A right-wing former army general was poised to become Guatemala’s next president this evening, as the public cast its votes in an election which has been dominated by spiralling crime and drug-related violence.
Otto Pérez Molina was leading rival Manuel Baldizón by between ten and twenty points in final opinion polls. If elected, he will become the first military man to lead the country since the end of its notoriously-brutal 35-year civil war, in 1996.
Guatemala is one of the Western hemisphere's poorest nations: half the population lives below the poverty line, a third are illiterate, and malnutrition affects 49 percent of its children, according to the UN.
But the economy has taken a back seat this election, thanks to a spike in violent crime blamed on the arrival of drug gangs from neighbouring Mexico. The murder rate has doubled since 2006, making it one of the five most dangerous countries in the world. And 98 percent of killings go unsolved.

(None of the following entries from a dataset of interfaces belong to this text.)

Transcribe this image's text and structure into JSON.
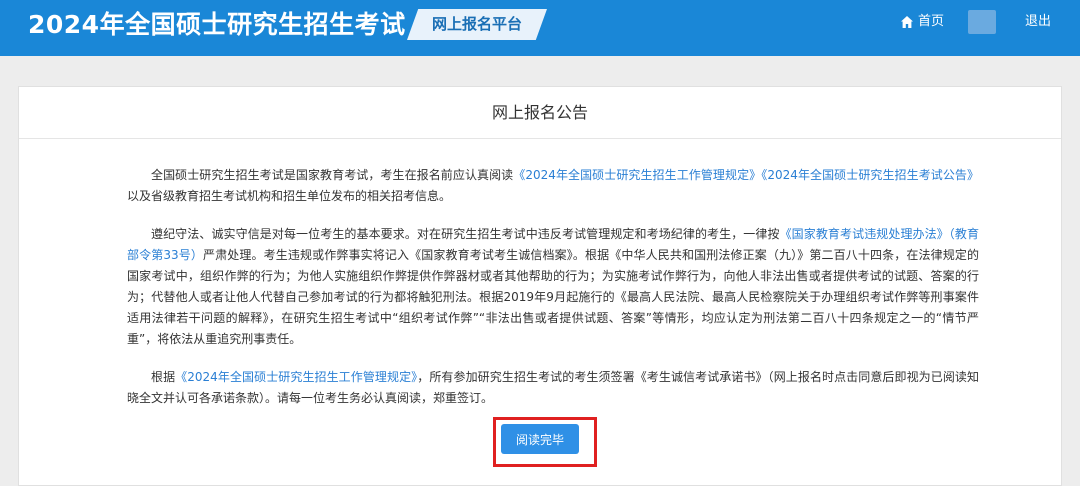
{
  "header": {
    "title": "2024年全国硕士研究生招生考试",
    "platform": "网上报名平台",
    "home_label": "首页",
    "logout_label": "退出"
  },
  "notice": {
    "title": "网上报名公告",
    "p1": {
      "text_a": "全国硕士研究生招生考试是国家教育考试，考生在报名前应认真阅读",
      "link1": "《2024年全国硕士研究生招生工作管理规定》",
      "link2": "《2024年全国硕士研究生招生考试公告》",
      "text_b": "以及省级教育招生考试机构和招生单位发布的相关招考信息。"
    },
    "p2": {
      "text_a": "遵纪守法、诚实守信是对每一位考生的基本要求。对在研究生招生考试中违反考试管理规定和考场纪律的考生，一律按",
      "link1": "《国家教育考试违规处理办法》（教育部令第33号）",
      "text_b": "严肃处理。考生违规或作弊事实将记入《国家教育考试考生诚信档案》。根据《中华人民共和国刑法修正案（九）》第二百八十四条，在法律规定的国家考试中，组织作弊的行为；为他人实施组织作弊提供作弊器材或者其他帮助的行为；为实施考试作弊行为，向他人非法出售或者提供考试的试题、答案的行为；代替他人或者让他人代替自己参加考试的行为都将触犯刑法。根据2019年9月起施行的《最高人民法院、最高人民检察院关于办理组织考试作弊等刑事案件适用法律若干问题的解释》，在研究生招生考试中“组织考试作弊”“非法出售或者提供试题、答案”等情形，均应认定为刑法第二百八十四条规定之一的“情节严重”，将依法从重追究刑事责任。"
    },
    "p3": {
      "text_a": "根据",
      "link1": "《2024年全国硕士研究生招生工作管理规定》",
      "text_b": "，所有参加研究生招生考试的考生须签署《考生诚信考试承诺书》（网上报名时点击同意后即视为已阅读知晓全文并认可各承诺条款）。请每一位考生务必认真阅读，郑重签订。"
    },
    "button_label": "阅读完毕"
  },
  "colors": {
    "header_bg": "#1a87d7",
    "link": "#2a7fd4",
    "button": "#2f90e6",
    "highlight_border": "#e02020"
  }
}
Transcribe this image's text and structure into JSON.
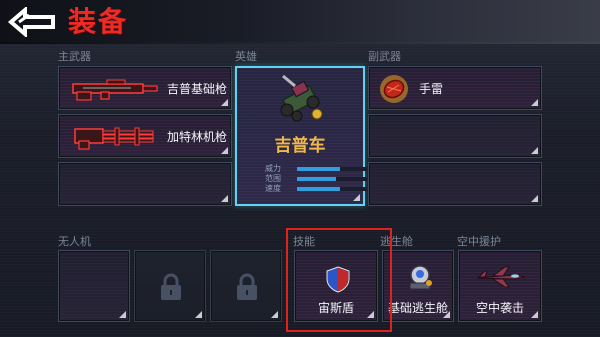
{
  "header": {
    "title": "装备",
    "back_icon": "back-arrow-icon",
    "accent_color": "#ee2a24"
  },
  "sections": {
    "primary_weapon": "主武器",
    "hero": "英雄",
    "secondary_weapon": "副武器",
    "drone": "无人机",
    "skill": "技能",
    "escape_pod": "逃生舱",
    "air_support": "空中援护"
  },
  "primary_weapons": [
    {
      "name": "吉普基础枪",
      "icon": "jeep-basic-gun-icon"
    },
    {
      "name": "加特林机枪",
      "icon": "gatling-gun-icon"
    },
    {
      "name": "",
      "icon": ""
    }
  ],
  "secondary_weapons": [
    {
      "name": "手雷",
      "icon": "grenade-icon"
    },
    {
      "name": "",
      "icon": ""
    },
    {
      "name": "",
      "icon": ""
    }
  ],
  "hero": {
    "name": "吉普车",
    "icon": "jeep-vehicle-icon",
    "stats": [
      {
        "label": "威力",
        "level": 0.62
      },
      {
        "label": "范围",
        "level": 0.55
      },
      {
        "label": "速度",
        "level": 0.62
      }
    ],
    "border_color": "#5fd3f0",
    "name_color": "#f0b84a"
  },
  "drones": [
    {
      "state": "empty",
      "icon": ""
    },
    {
      "state": "locked",
      "icon": "padlock-icon"
    },
    {
      "state": "locked",
      "icon": "padlock-icon"
    }
  ],
  "skill": {
    "name": "宙斯盾",
    "icon": "aegis-shield-icon",
    "selected": true
  },
  "escape_pod": {
    "name": "基础逃生舱",
    "icon": "escape-pod-icon"
  },
  "air_support": {
    "name": "空中袭击",
    "icon": "fighter-jet-icon"
  },
  "selection_color": "#e0221b"
}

With this in mind, the 61-year-old Pérez Molina has adopted the slogan “mano dura” or “tough hand,” and a campaign symbol of an iron fist. His headline pledges include expanding the police, moving the army into trouble zones, and building more high-security prisons.
Voters seem sufficiently-reassured by the tough rhetoric to persistent concerns about Pérez Molina's military past. There have been claims that troops under his command were responsible for several of the atrocities carried out by the Guatemalan army during the Civil War, in which roughly 200,000 civilians died.
Molina yesterday described such allegations as "totally false." He claims instead to have been a progressive figure within the hardline armed forces, helping to broker peace accords that were signed with left-wing revolutionary guerrilla groups in 1996.
The biggest threat to his chances may instead be public disenchantment with the entire political establishment.
Despite fine weather, a 48-hour ban on alcohol, and a persistent advertisement campaigns aimed at persuading Guatemalans to vote, many voters say they have little faith in either candidate. As a result, they intend to either stay away from the ballot box or deliberately spoil their papers.
"Although Molina is clearly ahead, we are noticing a very high rate of abstentionism so far today," said Antonio Barrios, political editor of the Prensa Libre , Guatemala's newspaper of record. "If that leads to a low turnout, there's a chance that could make the result somewhat less predictable than we previously expected."